This week, I am taking you to Chattanooga, TN and telling you about a place dear to my heart, the Industrial YMCA. The “Y,” a Spanish Revival-style structure built in 1929, is abundant with plaster casts of family crests, handpainted art deco patterns on wooden beams, and window handles forged by Chattanooga ironworkers. The terra cotta exteriors of many Chattanooga buildings were created by artisans whose skills, time and resources no longer exist. Their craftsmanship is irreplaceable. The “Y” offered basketball, badminton courts, a boxing ring, stage, trapeze equipment and a swimming pool. It offered 59 small rooms for people to stay in; that is until 1989 when its doors were closed for ten years. During that time, it was inhabited by the homeless and pigeons … lots of pigeons. A friend of mine, Jack Kruesi, purchased it in 1999 and began hundreds of hours refurbishing the building. To him, it is a labor of love because he, like a lot of other people, including me, remember vividly the good times we had there as kids. Most of the original building is still intact.

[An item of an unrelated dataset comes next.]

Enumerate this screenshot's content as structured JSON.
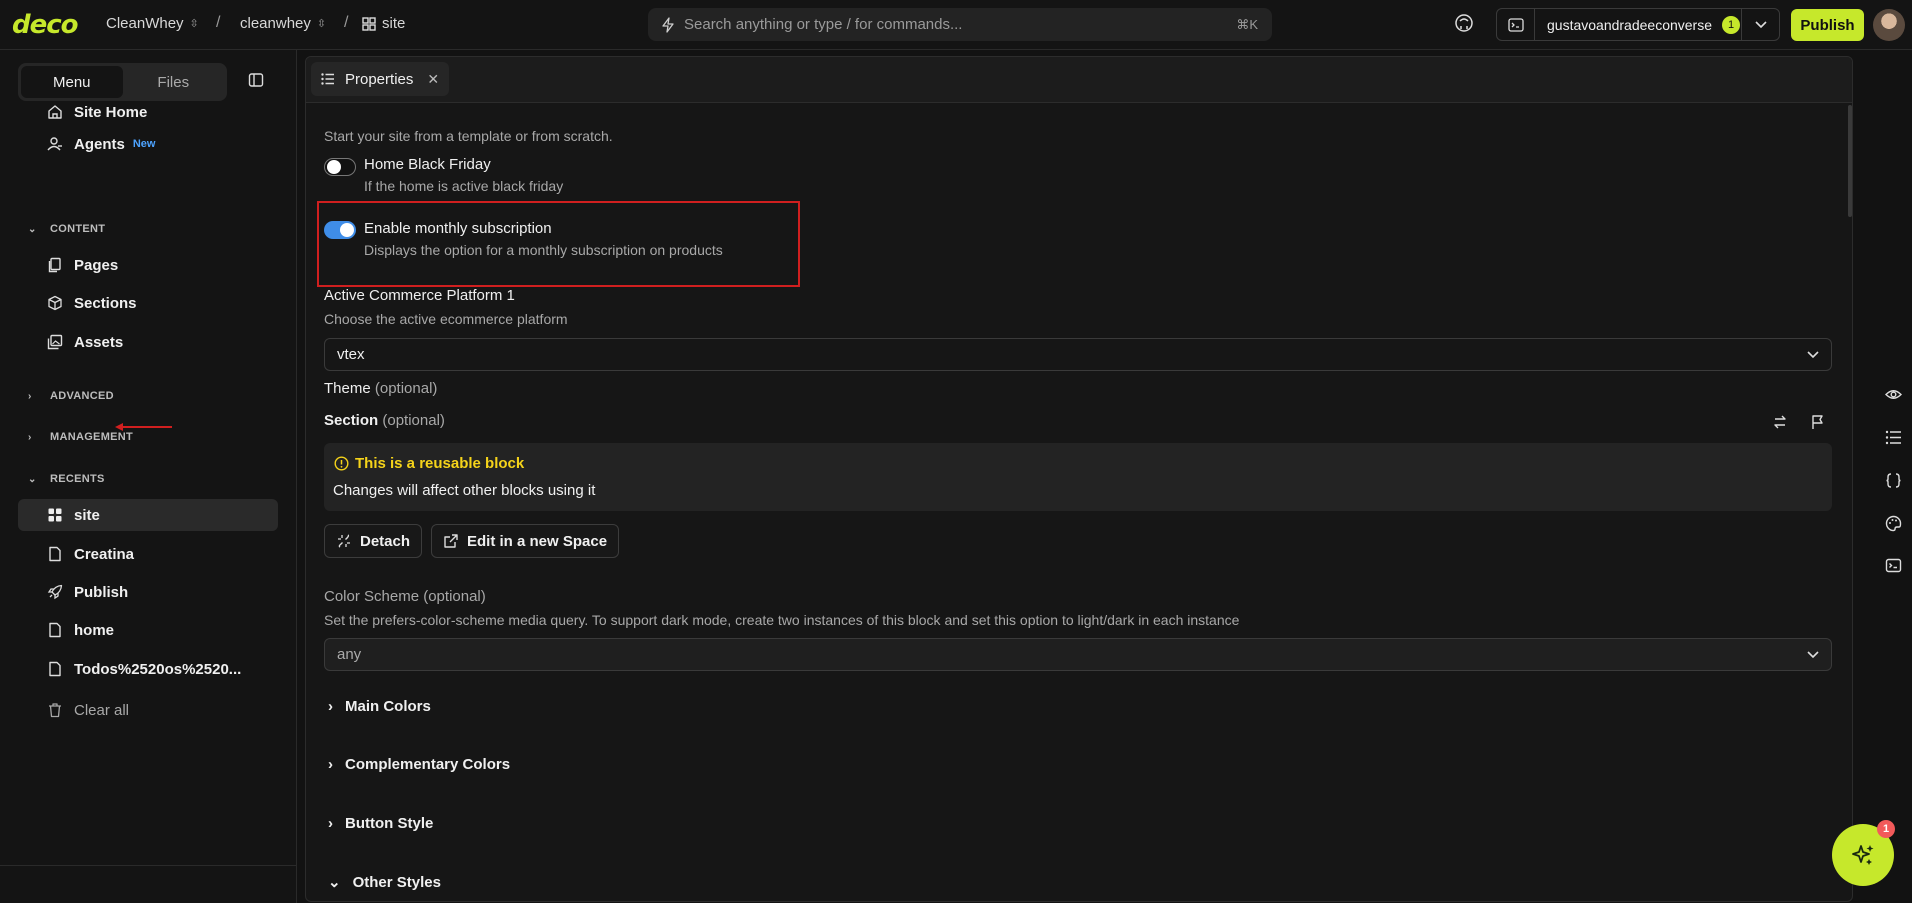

I was so grateful when Jack graciously handed over the keys to the building allowing me to spend many hours photographing it. The below photo of the wrought iron railing ended my search for something to satisfy the “Fences And/Or Rails” theme.
12. Fences And Or Rails